* **Problem requirements**
Show, from the records below, all lines that contain the word "Surface".
━━━━━━━━━━
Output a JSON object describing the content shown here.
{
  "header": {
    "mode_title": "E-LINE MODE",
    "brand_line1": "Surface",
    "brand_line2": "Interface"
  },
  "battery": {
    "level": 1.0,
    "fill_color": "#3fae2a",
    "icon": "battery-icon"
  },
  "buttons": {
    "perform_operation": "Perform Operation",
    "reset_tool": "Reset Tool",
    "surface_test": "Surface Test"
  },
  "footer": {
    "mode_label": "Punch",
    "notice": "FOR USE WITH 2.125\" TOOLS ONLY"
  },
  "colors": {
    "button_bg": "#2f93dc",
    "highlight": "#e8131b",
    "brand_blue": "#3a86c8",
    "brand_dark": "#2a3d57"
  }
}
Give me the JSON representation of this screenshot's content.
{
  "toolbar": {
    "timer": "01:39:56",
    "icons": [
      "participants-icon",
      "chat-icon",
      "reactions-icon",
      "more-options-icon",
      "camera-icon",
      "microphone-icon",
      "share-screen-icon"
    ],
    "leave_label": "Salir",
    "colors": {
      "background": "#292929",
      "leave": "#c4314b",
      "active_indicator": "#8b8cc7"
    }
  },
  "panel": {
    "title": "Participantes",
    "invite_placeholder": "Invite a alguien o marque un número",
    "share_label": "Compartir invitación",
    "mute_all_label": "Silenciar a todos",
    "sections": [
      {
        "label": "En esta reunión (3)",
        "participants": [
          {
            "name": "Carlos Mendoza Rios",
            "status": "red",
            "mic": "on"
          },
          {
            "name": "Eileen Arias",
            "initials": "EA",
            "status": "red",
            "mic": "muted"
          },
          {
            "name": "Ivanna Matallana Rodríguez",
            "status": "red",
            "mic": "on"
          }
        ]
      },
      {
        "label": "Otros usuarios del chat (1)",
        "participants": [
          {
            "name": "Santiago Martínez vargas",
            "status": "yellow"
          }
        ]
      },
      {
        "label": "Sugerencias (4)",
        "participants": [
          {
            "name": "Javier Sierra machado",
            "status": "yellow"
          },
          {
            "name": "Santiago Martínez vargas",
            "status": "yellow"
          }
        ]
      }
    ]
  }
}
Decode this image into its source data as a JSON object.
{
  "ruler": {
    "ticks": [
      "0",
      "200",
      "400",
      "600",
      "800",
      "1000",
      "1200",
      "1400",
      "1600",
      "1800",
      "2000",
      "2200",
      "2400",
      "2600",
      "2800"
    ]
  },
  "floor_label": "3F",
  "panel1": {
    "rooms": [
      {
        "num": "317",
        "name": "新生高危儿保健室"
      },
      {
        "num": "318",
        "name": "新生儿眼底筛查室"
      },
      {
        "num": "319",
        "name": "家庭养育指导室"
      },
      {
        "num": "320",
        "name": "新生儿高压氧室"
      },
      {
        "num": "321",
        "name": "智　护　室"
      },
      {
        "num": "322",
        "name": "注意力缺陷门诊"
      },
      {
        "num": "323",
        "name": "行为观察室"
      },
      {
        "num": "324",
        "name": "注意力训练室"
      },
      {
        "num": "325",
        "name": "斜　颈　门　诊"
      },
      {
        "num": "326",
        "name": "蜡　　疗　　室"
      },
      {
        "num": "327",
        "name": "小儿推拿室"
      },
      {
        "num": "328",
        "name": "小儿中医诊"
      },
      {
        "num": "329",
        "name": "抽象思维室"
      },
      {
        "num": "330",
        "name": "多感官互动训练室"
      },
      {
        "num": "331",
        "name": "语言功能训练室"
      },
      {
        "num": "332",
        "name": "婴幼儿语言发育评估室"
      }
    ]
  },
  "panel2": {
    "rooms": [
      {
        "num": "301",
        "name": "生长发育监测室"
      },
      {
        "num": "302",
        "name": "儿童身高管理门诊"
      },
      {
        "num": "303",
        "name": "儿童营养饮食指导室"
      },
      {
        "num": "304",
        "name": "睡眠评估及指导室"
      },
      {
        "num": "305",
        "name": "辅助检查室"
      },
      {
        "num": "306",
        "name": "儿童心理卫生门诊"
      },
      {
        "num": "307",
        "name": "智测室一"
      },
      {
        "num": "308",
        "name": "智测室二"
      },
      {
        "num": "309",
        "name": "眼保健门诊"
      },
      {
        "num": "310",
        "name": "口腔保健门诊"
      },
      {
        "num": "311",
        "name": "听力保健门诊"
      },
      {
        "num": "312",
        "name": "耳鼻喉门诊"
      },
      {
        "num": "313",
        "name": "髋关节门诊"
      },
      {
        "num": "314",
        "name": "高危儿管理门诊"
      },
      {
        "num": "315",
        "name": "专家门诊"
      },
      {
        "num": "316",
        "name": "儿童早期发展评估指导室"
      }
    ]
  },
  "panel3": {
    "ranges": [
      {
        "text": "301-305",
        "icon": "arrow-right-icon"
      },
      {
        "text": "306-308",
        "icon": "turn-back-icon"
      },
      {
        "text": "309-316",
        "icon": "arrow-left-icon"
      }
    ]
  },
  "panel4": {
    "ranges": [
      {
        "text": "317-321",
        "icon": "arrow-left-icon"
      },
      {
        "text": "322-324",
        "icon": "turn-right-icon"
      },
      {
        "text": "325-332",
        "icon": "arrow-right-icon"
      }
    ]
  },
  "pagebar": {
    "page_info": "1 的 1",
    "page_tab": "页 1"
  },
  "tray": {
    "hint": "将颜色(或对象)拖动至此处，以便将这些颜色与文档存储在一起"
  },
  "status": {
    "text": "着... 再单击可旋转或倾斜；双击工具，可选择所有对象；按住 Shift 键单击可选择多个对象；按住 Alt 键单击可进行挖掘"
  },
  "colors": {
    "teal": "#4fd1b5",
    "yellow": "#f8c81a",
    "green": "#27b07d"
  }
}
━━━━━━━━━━
* **Answer below**
    "brand_line1": "Surface",
    "surface_test": "Surface Test"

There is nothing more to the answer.